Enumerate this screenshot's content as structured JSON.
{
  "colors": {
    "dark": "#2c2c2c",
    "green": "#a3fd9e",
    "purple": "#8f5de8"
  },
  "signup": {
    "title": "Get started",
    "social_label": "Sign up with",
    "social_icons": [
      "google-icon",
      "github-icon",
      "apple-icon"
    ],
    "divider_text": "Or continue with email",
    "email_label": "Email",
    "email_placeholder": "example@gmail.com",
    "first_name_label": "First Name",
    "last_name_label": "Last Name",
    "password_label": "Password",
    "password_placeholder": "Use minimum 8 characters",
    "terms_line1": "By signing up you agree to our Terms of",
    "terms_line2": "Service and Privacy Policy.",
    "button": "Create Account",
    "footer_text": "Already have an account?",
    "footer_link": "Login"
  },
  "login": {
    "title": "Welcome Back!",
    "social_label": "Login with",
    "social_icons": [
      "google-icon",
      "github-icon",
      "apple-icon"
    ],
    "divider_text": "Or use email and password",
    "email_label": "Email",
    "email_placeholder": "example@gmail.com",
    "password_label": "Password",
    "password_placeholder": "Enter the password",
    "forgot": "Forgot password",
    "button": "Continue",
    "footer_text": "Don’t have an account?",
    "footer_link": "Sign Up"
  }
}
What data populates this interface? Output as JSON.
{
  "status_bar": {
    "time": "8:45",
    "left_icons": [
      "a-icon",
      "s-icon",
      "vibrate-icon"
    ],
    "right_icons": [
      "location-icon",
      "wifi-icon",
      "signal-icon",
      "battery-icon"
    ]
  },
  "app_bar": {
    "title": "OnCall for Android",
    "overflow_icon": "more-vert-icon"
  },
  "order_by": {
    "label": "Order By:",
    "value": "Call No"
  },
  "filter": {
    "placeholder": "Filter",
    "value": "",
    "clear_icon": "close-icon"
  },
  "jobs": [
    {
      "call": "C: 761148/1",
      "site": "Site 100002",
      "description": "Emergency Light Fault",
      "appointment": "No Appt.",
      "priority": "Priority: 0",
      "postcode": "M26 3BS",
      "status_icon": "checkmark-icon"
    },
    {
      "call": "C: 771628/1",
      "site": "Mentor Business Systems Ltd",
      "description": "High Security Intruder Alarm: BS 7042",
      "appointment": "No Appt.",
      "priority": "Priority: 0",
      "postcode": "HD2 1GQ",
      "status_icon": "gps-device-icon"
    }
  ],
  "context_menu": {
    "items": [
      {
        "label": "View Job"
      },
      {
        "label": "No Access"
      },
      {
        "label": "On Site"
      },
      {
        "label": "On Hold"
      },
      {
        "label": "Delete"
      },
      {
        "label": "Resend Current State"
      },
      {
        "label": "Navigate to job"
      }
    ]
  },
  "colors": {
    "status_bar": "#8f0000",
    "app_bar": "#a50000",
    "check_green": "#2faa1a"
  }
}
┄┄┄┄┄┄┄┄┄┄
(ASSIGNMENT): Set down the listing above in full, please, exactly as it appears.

(TASK RESPONSE):
Enumerate this screenshot's content as structured JSON.
{
  "colors": {
    "dark": "#2c2c2c",
    "green": "#a3fd9e",
    "purple": "#8f5de8"
  },
  "signup": {
    "title": "Get started",
    "social_label": "Sign up with",
    "social_icons": [
      "google-icon",
      "github-icon",
      "apple-icon"
    ],
    "divider_text": "Or continue with email",
    "email_label": "Email",
    "email_placeholder": "example@gmail.com",
    "first_name_label": "First Name",
    "last_name_label": "Last Name",
    "password_label": "Password",
    "password_placeholder": "Use minimum 8 characters",
    "terms_line1": "By signing up you agree to our Terms of",
    "terms_line2": "Service and Privacy Policy.",
    "button": "Create Account",
    "footer_text": "Already have an account?",
    "footer_link": "Login"
  },
  "login": {
    "title": "Welcome Back!",
    "social_label": "Login with",
    "social_icons": [
      "google-icon",
      "github-icon",
      "apple-icon"
    ],
    "divider_text": "Or use email and password",
    "email_label": "Email",
    "email_placeholder": "example@gmail.com",
    "password_label": "Password",
    "password_placeholder": "Enter the password",
    "forgot": "Forgot password",
    "button": "Continue",
    "footer_text": "Don’t have an account?",
    "footer_link": "Sign Up"
  }
}
What data populates this interface? Output as JSON.
{
  "status_bar": {
    "time": "8:45",
    "left_icons": [
      "a-icon",
      "s-icon",
      "vibrate-icon"
    ],
    "right_icons": [
      "location-icon",
      "wifi-icon",
      "signal-icon",
      "battery-icon"
    ]
  },
  "app_bar": {
    "title": "OnCall for Android",
    "overflow_icon": "more-vert-icon"
  },
  "order_by": {
    "label": "Order By:",
    "value": "Call No"
  },
  "filter": {
    "placeholder": "Filter",
    "value": "",
    "clear_icon": "close-icon"
  },
  "jobs": [
    {
      "call": "C: 761148/1",
      "site": "Site 100002",
      "description": "Emergency Light Fault",
      "appointment": "No Appt.",
      "priority": "Priority: 0",
      "postcode": "M26 3BS",
      "status_icon": "checkmark-icon"
    },
    {
      "call": "C: 771628/1",
      "site": "Mentor Business Systems Ltd",
      "description": "High Security Intruder Alarm: BS 7042",
      "appointment": "No Appt.",
      "priority": "Priority: 0",
      "postcode": "HD2 1GQ",
      "status_icon": "gps-device-icon"
    }
  ],
  "context_menu": {
    "items": [
      {
        "label": "View Job"
      },
      {
        "label": "No Access"
      },
      {
        "label": "On Site"
      },
      {
        "label": "On Hold"
      },
      {
        "label": "Delete"
      },
      {
        "label": "Resend Current State"
      },
      {
        "label": "Navigate to job"
      }
    ]
  },
  "colors": {
    "status_bar": "#8f0000",
    "app_bar": "#a50000",
    "check_green": "#2faa1a"
  }
}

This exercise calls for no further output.